One thing that has remained constant over the years is his popularity amongst the ordinary public. On our way to his rally in Gujranwala back in 1996, his car would be greeted by frenzied crowds as word spread that Imran would be attending a public rally. His organisers were too disorganised back then to have arranged this kind of welcome for him, and I witnessed genuine enthusiasm on the Grand Trunk Road. For the masses of Pakistan, he will always be a larger than life hero, a living legend – and now their PM.
Imran arrived late at the rally of what I estimated to be a crowd of around 10,000. Most of them were teenage boys carrying the Pakistani flag. I still remember the young crowd chanting as Imran finally got up to the podium to speak,
“Wazeer-e-Azam Imran Khan!”
(Prime Minister Imran Khan!)
His theme for the evening was the by now all too familiar,
“Politicians are looting the country!”
“With these looters this country has no future… We have to spread the message of justice, or else there will only be darkness ahead,” he roared into the crowd.
His language was simple and direct, with plenty of catchy phrases thrown in. He quoted a verse from the Holy Quran, stressing on the fact that you cannot change your circumstances until you change yourself first. He quoted the same verse in his first televised speech to the nation as its PM.
One of the journalists who had accompanied me to Gujranwala noted,
“He’s really improved. Before he couldn’t really articulate himself. He’s getting better with every speech.”
And indeed, he is a fast learner who has improved his oratory skills over the years to the extent that he can now speak at length extemporaneously. We also forget that the essence of his message of anti-corruption has not changed fundamentally – it has only taken him 22 years to get to the point where he can now implement his vision. Indeed, on the floor of the National Assembly last Friday, he laid it out more or less in these words, loosely translated by a friend as,
“It’s taken me 22 years to get here… You want to make a ruckus? Well I’m here and I’m going to get you.”
In a sense, he has finally come full circle.
So what did I foresee all those years ago at the very birth of the PTI? Well, my editors (including Najam Sethi) were not too happy with my article. They complained that Imran was “a political nobody who would never amount to much. He should stick to philanthropy or cricket”.
But they were liberal enough to allow me space for the article. In my own words, written two decades ago,
“He needs to capitalise on the one important quality that he possesses and which neither Benazir nor Nawaz can boast about – (financial) integrity.

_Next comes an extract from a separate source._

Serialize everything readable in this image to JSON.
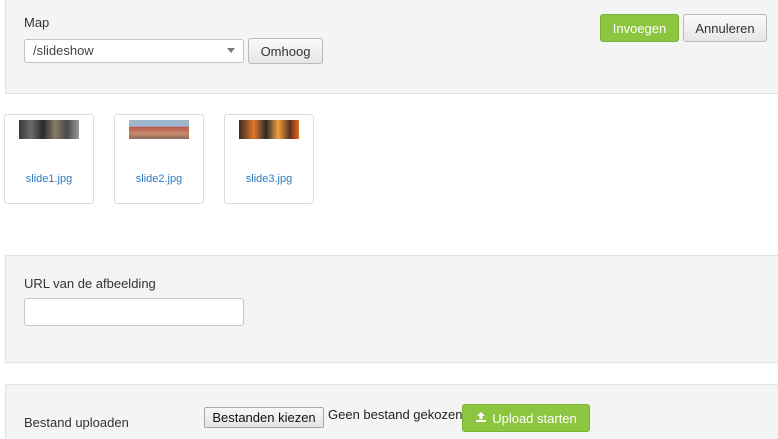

If he smooths out his faults, there is no reason why Imran should not become a major force to reckon with in the near future.”
At the ripe age of 65, surely his greatest moments are yet to come as the prime minister of the world’s sixth largest population, and as Pakistanis, all we can do is hope for the best.
The views expressed by the writer and the reader comments do not necessarily reflect the views and policies of The Express Tribune.